Erna had won the Walking into a Bookshop Slowly Contest. It had taken her three hours and thirty-five minutes. Proudly she received her prize, a set of fat book-volumes. After the ceremony she headed home, slowly reading the first book as she went slowly along. After about a week she settled on her sofa and by then she had finished as many as 333 pages.
Eberhard had not joined the contest. He had been a spectator. Eberhard had watched Erna for three hours and thirty-five minutes on end, knowing she was going to win, as she was the only one still walking after an hour. All the other contestants had been on the point of nervous breakdown when at long last – after three minutes (which you must admit is still pretty slow for a two meter walk), after thirty-two minutes or fifty-six minutes – they set foot in the bookshop, where they were welcomed with coffee and a consolation prize. Erna, on the other hand, had just carried on walking. Her progress was barely perceptible, but she did walk.

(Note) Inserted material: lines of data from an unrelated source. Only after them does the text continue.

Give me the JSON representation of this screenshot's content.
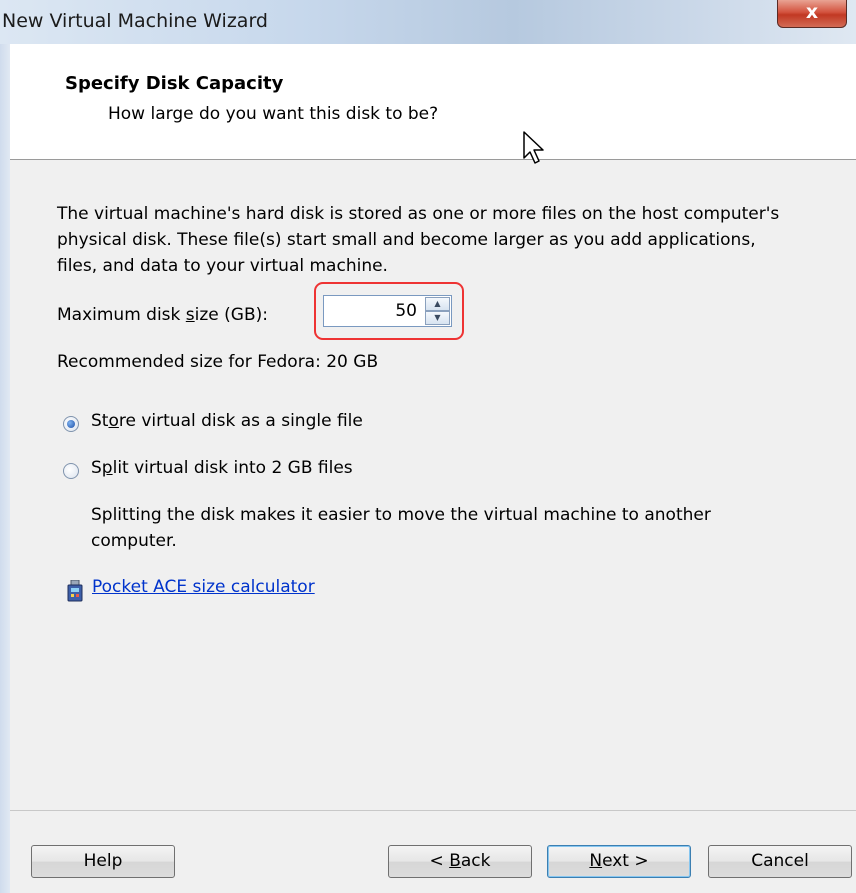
{
  "window": {
    "title": "New Virtual Machine Wizard",
    "close_label": "x"
  },
  "header": {
    "title": "Specify Disk Capacity",
    "subtitle": "How large do you want this disk to be?"
  },
  "main": {
    "description": "The virtual machine's hard disk is stored as one or more files on the host computer's physical disk. These file(s) start small and become larger as you add applications, files, and data to your virtual machine.",
    "max_disk_label_pre": "Maximum disk ",
    "max_disk_label_ul": "s",
    "max_disk_label_post": "ize (GB):",
    "max_disk_value": "50",
    "recommended": "Recommended size for Fedora: 20 GB",
    "radio_single_pre": "St",
    "radio_single_ul": "o",
    "radio_single_post": "re virtual disk as a single file",
    "radio_split_pre": "S",
    "radio_split_ul": "p",
    "radio_split_post": "lit virtual disk into 2 GB files",
    "split_description": "Splitting the disk makes it easier to move the virtual machine to another computer.",
    "ace_link": "Pocket ACE size calculator",
    "selected_option": "single"
  },
  "buttons": {
    "help": "Help",
    "back_pre": "< ",
    "back_ul": "B",
    "back_post": "ack",
    "next_ul": "N",
    "next_post": "ext >",
    "cancel": "Cancel"
  },
  "colors": {
    "highlight": "#e33333",
    "link": "#0033cc"
  }
}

Eberhard was intrigued. He had often observed the hands of the clock, hoping he could see them move – because move they did. So why had he never been able to catch them at it? The fact was he had never seen them shift, neither the big hand nor the small one. They moved by stealth. They were too quick for him – or too slow, rather.
And now Eberhard had admiringly watched Erna make headway without any noticeable movement. What an outstanding woman she must be! She was like the hands of the clock, she was like the moon coursing through space, like the starry heavens tilting with the seasons. When he patted her shoulder and congratulated her warmly, she said:”
o m u
De huisdichteres, het moet gezegd, is de poëzie steeds vaker ontrouw. Voor haar optredens met de Vorlesebuehne (een enthousiast, voornamelijk Utrechts prozacollectief) schrijft ze korte verhaaltjes en sketches, waarvan ik er zojuist een heb vertaald met het oog op de internationale uitgeversmarkt.